Who else watched the Tony Awards this past Sunday? The news is awash with stories of a new era of Broadway, thanks mostly to the success of The Producers, which is something of an old-school runaway hit. Stories are creeping out of New York of desperate theatergoers offering to trade sexual favors in exchange for impossible-to-get seats at the St. James Theatre.
Indeed, the 12 Tonys The Producers garnered might be the biggest sexual favor of all, made literal by Dame Edna Everage presenting the Best Actor in a Musical award to Nathan Lane with the Tony statuette squeezed between her thighs, the second phallic salute of the evening (the first having occurred when the cast of The Full Monty offered the audience a full monty of its own, rendered in silhouette for the home audience by a sudden blinding flash of backlights).
Well, forgive me if another season of tepid revivals (Bells Are Ringing, Follies), overblown musical adaptations of the books I was forced to read in junior high school (Jane Eyre, The Adventures of Tom Sawyer), and movies-turned-all-singing, all-dancing revues (The Producers, 42nd Street) seems very much business as usual to me.
Indeed, the acceptance speeches, quickly interrupted by swelling music (oh for the days of vaudeville, when an overly verbose performer was simply whisked off the stage with a hooked pole), sounded like something scripted circa 1943: I'm just a kid from the Upper West Side who had a dream to be a hoofer on the Great White Way, and how glad I am that I could tap-dance my way into your hearts.

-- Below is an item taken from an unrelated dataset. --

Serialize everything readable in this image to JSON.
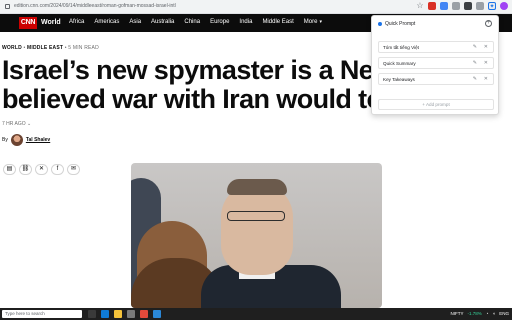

To hell with it. I love a good musical, but I'm not going to dish out a hundred simoleons to see one. Fortunately, a sweetheart of a Broadway musical is currently in town, and all I had to do to see it was go to jail. Specifically, the production is Frank Loesser's The Most Happy Fella, here produced by Ten Thousand Things, and the jail was the Hennepin County Adult Corrections Facility in Plymouth. The men's section of the workhouse is a suitably imposing concrete structure built to house 395, the sort of building in which the cast of Fella, lugging minimal props and costumes on several dollies, had to pass through three separate sets of barred, electronically locked doors before entering the jail, at which point they were ushered to a small whitewashed gymnasium where a few doleful inmates in tattered, pajama-like cotton uniforms were already setting up mats on the floor. "I can never get chairs when we come here," director Michelle Hensley explained. Previous productions at the facility lacked even the floor mats, forcing 60-plus prisoners to enjoy their theater while seated on the polished hardwood floor.
The acoustics of the room were terrible, of course, it being built for the sounds of basketballs hitting backboards and the squeak of rubber-soled shoes against the floor, and not for artfully phrased and harmonized expository songs. But complaining about acoustics is rather beside the point with Ten Thousand Things productions, which has built a complex aesthetic out of making do. Even if they did not play to prisons and homeless shelters, I would find Ten Thousand Things productions fascinating, particularly under the direction of Hensley. It is theater stripped down to its armature, and Hensley has a talent for taking a play, tossing out all the guff and filigree that fattened it into a bloated Broadway success, and finding the sparest human core of the story.
Fella, for example, is a straightforward romance, the sort of joyous fluff that Broadway used to churn out effortlessly every season and was usually pretty bad. But Frank Loesser had a talent for splashing broad emotions and sly comedy onto the stage, and an inventive ear for music (he was also responsible for How to Succeed in Business Without Really Trying and Guys and Dolls, the latter of which is, for this critic's money, the last great American musical). Fella tells of a postal romance between an aging Napa Valley vineyard owner and a San Francisco waitress, and involves the usual comical confusions before the best instincts of the characters assert themselves and they give themselves over to love.
The production benefits from Hensley's minimal staging. For example, the musical's one pop success, the song "Watching All The Girls Go By," is performed very nearly as a street-corner doo-wop number by Esera Tuaolo, a former Vikings defense tackle with a sweet voice and an abundance of gospel phrasings. Tuaolo is a huge man with tattooed arms as thick as tree trunks, and he leans back on the stage with a tiny straw cowboy hat perched on his head, with performers half his size providing harmony as he sings "You can't go to jail for what you're thinkin'." A single cast member, Vera Mariner, passes repeatedly in front of the men, changing hats each time while they eye her hungrily.
In the lead roles are Stephen D'Ambrose and Aimee K. Bryant, and, stripped of the overly elaborate didos and pratfalls that make up most Broadway musicals, the troubled romance between the two is charming. They sing to each other in broken English, earnest but artless phrases of mutual adoration, backed only by a cello and an accordion, their mismatched voices filling the prison gymnasium and echoing back like the peals of a bell. The inmates sat quietly on the floor mats, utterly absorbed, and it was a moment that couldn't be sweetened, even with the addition of canned laugh track.